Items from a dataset
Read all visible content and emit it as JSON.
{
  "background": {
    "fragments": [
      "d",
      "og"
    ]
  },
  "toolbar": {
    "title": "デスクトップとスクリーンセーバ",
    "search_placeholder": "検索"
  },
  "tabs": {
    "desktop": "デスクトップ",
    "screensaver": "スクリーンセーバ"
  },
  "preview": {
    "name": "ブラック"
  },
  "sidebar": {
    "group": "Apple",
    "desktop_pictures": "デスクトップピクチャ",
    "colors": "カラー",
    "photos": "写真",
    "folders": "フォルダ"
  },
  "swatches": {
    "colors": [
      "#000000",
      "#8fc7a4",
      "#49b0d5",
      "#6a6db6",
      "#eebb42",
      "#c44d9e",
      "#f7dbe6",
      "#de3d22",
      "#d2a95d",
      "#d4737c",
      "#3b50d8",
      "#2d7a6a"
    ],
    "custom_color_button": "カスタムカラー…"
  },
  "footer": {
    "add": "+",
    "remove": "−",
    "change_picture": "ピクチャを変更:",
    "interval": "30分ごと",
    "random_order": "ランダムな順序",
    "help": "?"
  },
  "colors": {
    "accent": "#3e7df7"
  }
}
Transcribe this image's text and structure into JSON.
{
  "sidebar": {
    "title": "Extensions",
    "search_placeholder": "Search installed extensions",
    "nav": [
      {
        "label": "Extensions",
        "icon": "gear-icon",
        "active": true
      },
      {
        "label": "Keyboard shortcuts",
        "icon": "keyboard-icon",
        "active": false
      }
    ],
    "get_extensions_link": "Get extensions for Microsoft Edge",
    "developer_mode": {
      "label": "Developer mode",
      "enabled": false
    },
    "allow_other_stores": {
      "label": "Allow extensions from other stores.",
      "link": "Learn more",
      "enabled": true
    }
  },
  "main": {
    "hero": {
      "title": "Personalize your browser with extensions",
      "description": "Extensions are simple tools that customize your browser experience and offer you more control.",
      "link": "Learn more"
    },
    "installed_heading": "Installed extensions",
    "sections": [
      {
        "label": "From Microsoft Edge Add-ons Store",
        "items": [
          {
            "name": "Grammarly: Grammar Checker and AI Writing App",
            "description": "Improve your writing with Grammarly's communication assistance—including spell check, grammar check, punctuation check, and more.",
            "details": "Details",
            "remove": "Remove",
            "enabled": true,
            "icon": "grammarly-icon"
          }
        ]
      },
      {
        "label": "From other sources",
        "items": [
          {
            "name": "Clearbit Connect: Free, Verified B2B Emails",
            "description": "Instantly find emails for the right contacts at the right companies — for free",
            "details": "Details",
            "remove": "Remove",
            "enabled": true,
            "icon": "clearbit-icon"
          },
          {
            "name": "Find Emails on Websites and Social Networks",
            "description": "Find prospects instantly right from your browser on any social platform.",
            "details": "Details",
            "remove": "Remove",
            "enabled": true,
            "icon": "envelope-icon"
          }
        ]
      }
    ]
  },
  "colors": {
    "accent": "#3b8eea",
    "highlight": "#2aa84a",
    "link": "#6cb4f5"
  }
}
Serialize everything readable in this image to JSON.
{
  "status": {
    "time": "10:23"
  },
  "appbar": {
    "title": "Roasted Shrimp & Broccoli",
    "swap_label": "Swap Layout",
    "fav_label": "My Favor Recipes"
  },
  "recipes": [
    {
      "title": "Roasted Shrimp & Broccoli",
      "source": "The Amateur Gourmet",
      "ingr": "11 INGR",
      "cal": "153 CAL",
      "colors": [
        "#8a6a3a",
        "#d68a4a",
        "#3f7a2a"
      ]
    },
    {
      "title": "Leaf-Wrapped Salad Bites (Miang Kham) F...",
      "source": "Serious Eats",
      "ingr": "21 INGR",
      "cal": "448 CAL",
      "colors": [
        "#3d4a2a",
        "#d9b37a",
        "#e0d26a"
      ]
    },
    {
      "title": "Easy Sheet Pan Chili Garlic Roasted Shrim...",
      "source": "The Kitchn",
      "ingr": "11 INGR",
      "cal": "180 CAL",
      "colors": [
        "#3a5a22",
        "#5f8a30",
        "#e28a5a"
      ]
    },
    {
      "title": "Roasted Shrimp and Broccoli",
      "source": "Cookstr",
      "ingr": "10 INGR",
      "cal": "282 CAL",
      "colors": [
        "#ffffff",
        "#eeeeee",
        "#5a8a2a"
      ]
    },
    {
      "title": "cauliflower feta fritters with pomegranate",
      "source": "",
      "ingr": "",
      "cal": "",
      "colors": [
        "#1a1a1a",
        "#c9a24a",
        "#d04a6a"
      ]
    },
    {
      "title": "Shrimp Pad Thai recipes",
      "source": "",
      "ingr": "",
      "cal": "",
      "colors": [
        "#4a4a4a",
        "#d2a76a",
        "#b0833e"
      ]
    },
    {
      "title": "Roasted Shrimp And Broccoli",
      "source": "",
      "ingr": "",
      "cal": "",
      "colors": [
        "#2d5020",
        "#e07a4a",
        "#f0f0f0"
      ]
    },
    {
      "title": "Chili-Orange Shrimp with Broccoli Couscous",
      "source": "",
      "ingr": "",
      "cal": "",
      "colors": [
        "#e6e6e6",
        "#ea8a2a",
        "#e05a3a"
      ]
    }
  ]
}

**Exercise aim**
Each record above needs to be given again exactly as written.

**Written answer**
Read all visible content and emit it as JSON.
{
  "background": {
    "fragments": [
      "d",
      "og"
    ]
  },
  "toolbar": {
    "title": "デスクトップとスクリーンセーバ",
    "search_placeholder": "検索"
  },
  "tabs": {
    "desktop": "デスクトップ",
    "screensaver": "スクリーンセーバ"
  },
  "preview": {
    "name": "ブラック"
  },
  "sidebar": {
    "group": "Apple",
    "desktop_pictures": "デスクトップピクチャ",
    "colors": "カラー",
    "photos": "写真",
    "folders": "フォルダ"
  },
  "swatches": {
    "colors": [
      "#000000",
      "#8fc7a4",
      "#49b0d5",
      "#6a6db6",
      "#eebb42",
      "#c44d9e",
      "#f7dbe6",
      "#de3d22",
      "#d2a95d",
      "#d4737c",
      "#3b50d8",
      "#2d7a6a"
    ],
    "custom_color_button": "カスタムカラー…"
  },
  "footer": {
    "add": "+",
    "remove": "−",
    "change_picture": "ピクチャを変更:",
    "interval": "30分ごと",
    "random_order": "ランダムな順序",
    "help": "?"
  },
  "colors": {
    "accent": "#3e7df7"
  }
}
Transcribe this image's text and structure into JSON.
{
  "sidebar": {
    "title": "Extensions",
    "search_placeholder": "Search installed extensions",
    "nav": [
      {
        "label": "Extensions",
        "icon": "gear-icon",
        "active": true
      },
      {
        "label": "Keyboard shortcuts",
        "icon": "keyboard-icon",
        "active": false
      }
    ],
    "get_extensions_link": "Get extensions for Microsoft Edge",
    "developer_mode": {
      "label": "Developer mode",
      "enabled": false
    },
    "allow_other_stores": {
      "label": "Allow extensions from other stores.",
      "link": "Learn more",
      "enabled": true
    }
  },
  "main": {
    "hero": {
      "title": "Personalize your browser with extensions",
      "description": "Extensions are simple tools that customize your browser experience and offer you more control.",
      "link": "Learn more"
    },
    "installed_heading": "Installed extensions",
    "sections": [
      {
        "label": "From Microsoft Edge Add-ons Store",
        "items": [
          {
            "name": "Grammarly: Grammar Checker and AI Writing App",
            "description": "Improve your writing with Grammarly's communication assistance—including spell check, grammar check, punctuation check, and more.",
            "details": "Details",
            "remove": "Remove",
            "enabled": true,
            "icon": "grammarly-icon"
          }
        ]
      },
      {
        "label": "From other sources",
        "items": [
          {
            "name": "Clearbit Connect: Free, Verified B2B Emails",
            "description": "Instantly find emails for the right contacts at the right companies — for free",
            "details": "Details",
            "remove": "Remove",
            "enabled": true,
            "icon": "clearbit-icon"
          },
          {
            "name": "Find Emails on Websites and Social Networks",
            "description": "Find prospects instantly right from your browser on any social platform.",
            "details": "Details",
            "remove": "Remove",
            "enabled": true,
            "icon": "envelope-icon"
          }
        ]
      }
    ]
  },
  "colors": {
    "accent": "#3b8eea",
    "highlight": "#2aa84a",
    "link": "#6cb4f5"
  }
}
Serialize everything readable in this image to JSON.
{
  "status": {
    "time": "10:23"
  },
  "appbar": {
    "title": "Roasted Shrimp & Broccoli",
    "swap_label": "Swap Layout",
    "fav_label": "My Favor Recipes"
  },
  "recipes": [
    {
      "title": "Roasted Shrimp & Broccoli",
      "source": "The Amateur Gourmet",
      "ingr": "11 INGR",
      "cal": "153 CAL",
      "colors": [
        "#8a6a3a",
        "#d68a4a",
        "#3f7a2a"
      ]
    },
    {
      "title": "Leaf-Wrapped Salad Bites (Miang Kham) F...",
      "source": "Serious Eats",
      "ingr": "21 INGR",
      "cal": "448 CAL",
      "colors": [
        "#3d4a2a",
        "#d9b37a",
        "#e0d26a"
      ]
    },
    {
      "title": "Easy Sheet Pan Chili Garlic Roasted Shrim...",
      "source": "The Kitchn",
      "ingr": "11 INGR",
      "cal": "180 CAL",
      "colors": [
        "#3a5a22",
        "#5f8a30",
        "#e28a5a"
      ]
    },
    {
      "title": "Roasted Shrimp and Broccoli",
      "source": "Cookstr",
      "ingr": "10 INGR",
      "cal": "282 CAL",
      "colors": [
        "#ffffff",
        "#eeeeee",
        "#5a8a2a"
      ]
    },
    {
      "title": "cauliflower feta fritters with pomegranate",
      "source": "",
      "ingr": "",
      "cal": "",
      "colors": [
        "#1a1a1a",
        "#c9a24a",
        "#d04a6a"
      ]
    },
    {
      "title": "Shrimp Pad Thai recipes",
      "source": "",
      "ingr": "",
      "cal": "",
      "colors": [
        "#4a4a4a",
        "#d2a76a",
        "#b0833e"
      ]
    },
    {
      "title": "Roasted Shrimp And Broccoli",
      "source": "",
      "ingr": "",
      "cal": "",
      "colors": [
        "#2d5020",
        "#e07a4a",
        "#f0f0f0"
      ]
    },
    {
      "title": "Chili-Orange Shrimp with Broccoli Couscous",
      "source": "",
      "ingr": "",
      "cal": "",
      "colors": [
        "#e6e6e6",
        "#ea8a2a",
        "#e05a3a"
      ]
    }
  ]
}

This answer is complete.